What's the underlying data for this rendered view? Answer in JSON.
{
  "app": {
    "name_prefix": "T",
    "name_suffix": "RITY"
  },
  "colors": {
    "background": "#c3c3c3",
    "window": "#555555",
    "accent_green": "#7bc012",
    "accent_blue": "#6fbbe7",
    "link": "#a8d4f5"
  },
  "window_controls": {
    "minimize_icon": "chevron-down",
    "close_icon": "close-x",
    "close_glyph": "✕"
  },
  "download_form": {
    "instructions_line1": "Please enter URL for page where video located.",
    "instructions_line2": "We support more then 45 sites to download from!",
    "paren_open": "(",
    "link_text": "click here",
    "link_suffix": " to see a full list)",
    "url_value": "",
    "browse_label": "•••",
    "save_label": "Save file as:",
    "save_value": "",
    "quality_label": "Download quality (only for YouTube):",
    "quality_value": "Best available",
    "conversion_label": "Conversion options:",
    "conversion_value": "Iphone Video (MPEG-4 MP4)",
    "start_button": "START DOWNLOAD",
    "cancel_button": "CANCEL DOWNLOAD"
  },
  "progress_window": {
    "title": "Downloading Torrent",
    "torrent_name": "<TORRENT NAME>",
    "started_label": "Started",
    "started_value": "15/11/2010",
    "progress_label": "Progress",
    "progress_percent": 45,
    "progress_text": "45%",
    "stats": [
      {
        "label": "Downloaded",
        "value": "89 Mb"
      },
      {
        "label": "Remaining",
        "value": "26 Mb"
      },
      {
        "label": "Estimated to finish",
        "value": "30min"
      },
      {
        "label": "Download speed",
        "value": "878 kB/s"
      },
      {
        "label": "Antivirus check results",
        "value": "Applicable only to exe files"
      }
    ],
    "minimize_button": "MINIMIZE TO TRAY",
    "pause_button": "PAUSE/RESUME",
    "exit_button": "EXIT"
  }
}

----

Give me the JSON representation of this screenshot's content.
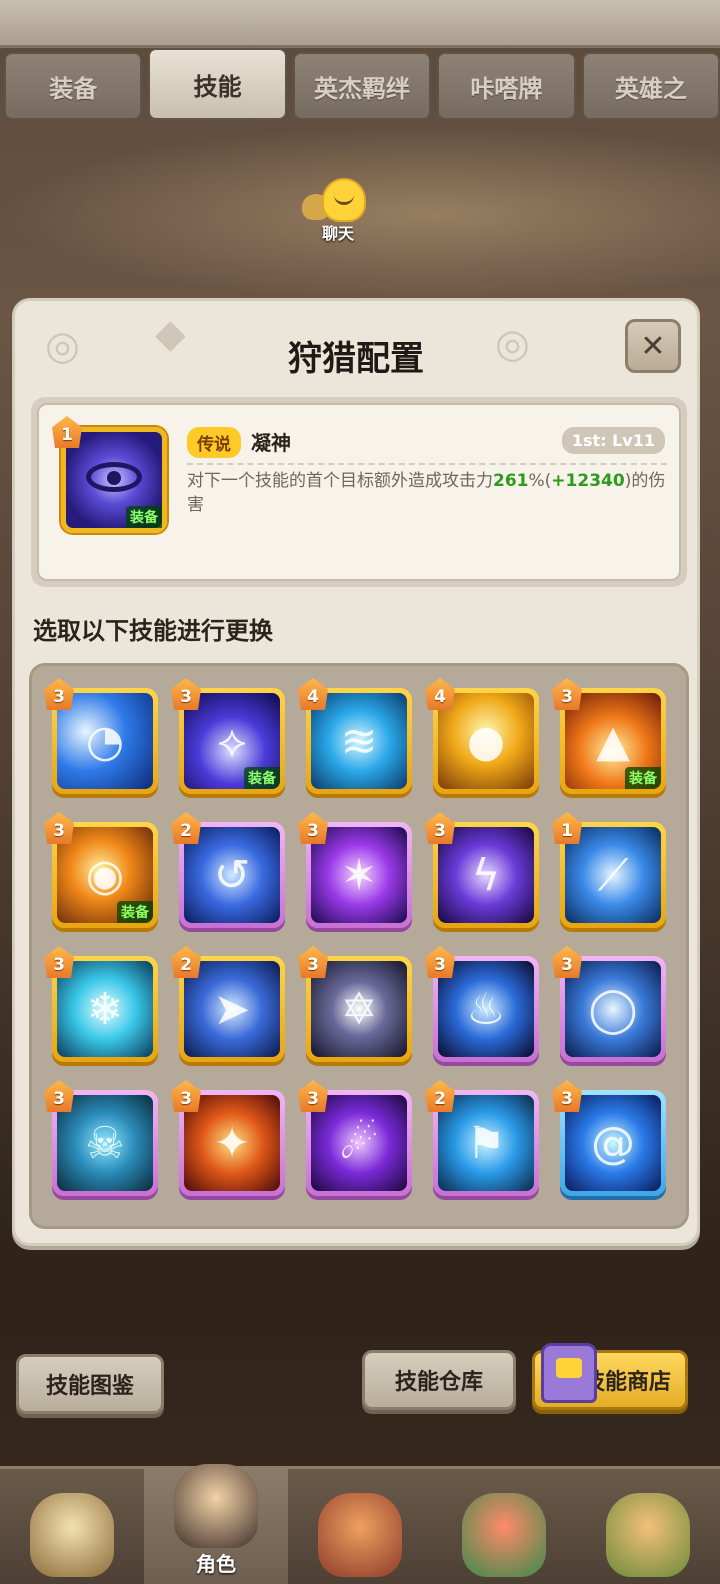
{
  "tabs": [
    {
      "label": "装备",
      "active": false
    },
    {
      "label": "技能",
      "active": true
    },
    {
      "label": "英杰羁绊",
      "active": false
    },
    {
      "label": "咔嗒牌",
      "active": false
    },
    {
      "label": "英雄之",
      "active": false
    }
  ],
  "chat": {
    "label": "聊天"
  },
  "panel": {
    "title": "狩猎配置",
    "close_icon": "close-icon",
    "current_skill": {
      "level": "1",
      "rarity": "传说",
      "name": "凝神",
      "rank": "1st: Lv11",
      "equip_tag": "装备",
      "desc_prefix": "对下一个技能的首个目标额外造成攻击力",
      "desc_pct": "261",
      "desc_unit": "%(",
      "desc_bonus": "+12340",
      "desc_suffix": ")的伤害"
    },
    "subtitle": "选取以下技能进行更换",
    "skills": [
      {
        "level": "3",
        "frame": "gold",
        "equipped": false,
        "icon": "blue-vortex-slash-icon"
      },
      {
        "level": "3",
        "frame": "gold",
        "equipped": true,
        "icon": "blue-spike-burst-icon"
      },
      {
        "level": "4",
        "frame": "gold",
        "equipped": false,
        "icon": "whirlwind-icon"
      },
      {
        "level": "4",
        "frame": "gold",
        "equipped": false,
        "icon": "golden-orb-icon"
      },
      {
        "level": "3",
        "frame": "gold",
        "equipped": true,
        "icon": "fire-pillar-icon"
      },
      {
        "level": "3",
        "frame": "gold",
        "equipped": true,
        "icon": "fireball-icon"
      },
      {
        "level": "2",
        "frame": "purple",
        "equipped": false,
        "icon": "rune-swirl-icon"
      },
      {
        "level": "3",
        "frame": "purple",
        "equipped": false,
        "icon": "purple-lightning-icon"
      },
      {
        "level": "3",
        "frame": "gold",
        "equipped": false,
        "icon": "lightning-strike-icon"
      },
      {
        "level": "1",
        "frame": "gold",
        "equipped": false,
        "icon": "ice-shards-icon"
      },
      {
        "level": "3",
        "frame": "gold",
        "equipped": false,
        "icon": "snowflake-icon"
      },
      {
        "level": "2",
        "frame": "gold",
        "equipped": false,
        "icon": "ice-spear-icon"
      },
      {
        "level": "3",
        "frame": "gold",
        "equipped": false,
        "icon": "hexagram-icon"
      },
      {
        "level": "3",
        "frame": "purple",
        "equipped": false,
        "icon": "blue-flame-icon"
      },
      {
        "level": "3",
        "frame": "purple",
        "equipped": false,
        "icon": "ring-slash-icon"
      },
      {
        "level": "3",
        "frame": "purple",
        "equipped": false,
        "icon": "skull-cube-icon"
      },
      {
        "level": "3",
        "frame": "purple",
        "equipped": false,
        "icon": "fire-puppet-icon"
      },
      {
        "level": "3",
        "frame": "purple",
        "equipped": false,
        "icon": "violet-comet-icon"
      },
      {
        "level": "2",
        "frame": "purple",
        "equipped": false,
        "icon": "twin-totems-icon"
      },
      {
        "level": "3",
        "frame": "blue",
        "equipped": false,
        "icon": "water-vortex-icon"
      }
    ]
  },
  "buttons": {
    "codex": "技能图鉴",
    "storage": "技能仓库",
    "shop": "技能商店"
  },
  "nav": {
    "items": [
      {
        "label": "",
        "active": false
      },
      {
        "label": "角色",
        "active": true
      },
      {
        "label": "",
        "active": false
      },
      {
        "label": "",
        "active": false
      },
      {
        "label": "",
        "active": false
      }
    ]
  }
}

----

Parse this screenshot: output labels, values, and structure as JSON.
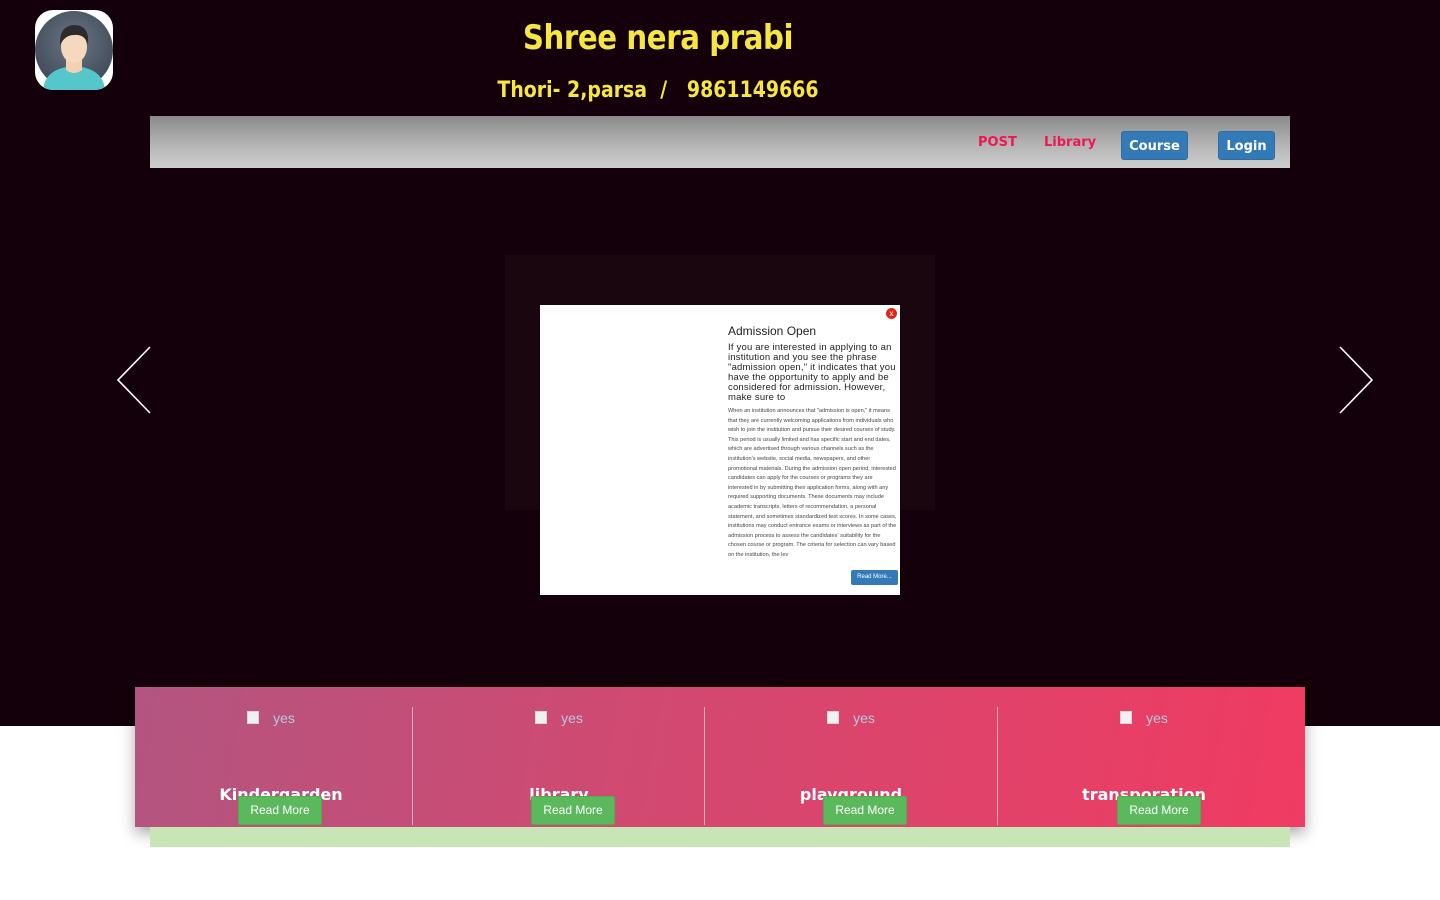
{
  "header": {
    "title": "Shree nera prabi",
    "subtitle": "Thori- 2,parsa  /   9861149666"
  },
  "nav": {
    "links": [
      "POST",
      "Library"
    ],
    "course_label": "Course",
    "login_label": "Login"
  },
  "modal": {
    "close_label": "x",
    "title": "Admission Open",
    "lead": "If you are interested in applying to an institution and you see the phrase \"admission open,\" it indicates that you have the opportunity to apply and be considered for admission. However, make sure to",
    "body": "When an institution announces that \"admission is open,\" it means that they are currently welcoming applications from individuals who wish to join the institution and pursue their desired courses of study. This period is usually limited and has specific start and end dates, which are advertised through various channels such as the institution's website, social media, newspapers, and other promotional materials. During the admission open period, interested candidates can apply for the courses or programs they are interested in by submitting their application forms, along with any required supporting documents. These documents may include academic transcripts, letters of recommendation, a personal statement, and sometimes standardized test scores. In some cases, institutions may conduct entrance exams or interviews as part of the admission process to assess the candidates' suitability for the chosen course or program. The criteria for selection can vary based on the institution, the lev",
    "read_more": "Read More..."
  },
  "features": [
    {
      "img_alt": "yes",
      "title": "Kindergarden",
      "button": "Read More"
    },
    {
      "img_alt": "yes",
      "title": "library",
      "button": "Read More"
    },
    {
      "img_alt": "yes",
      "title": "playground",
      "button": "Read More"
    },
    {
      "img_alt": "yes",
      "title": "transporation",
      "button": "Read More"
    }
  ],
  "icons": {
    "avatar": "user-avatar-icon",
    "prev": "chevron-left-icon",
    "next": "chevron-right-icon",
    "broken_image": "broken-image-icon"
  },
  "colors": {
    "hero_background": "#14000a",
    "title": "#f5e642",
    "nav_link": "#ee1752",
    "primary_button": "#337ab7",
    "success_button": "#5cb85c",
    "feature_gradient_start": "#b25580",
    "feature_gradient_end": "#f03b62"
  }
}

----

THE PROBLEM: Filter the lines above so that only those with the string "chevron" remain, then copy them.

SOLUTION TO THE PROBLEM:
    "minimize_icon": "chevron-down",
    "prev": "chevron-left-icon",
    "next": "chevron-right-icon",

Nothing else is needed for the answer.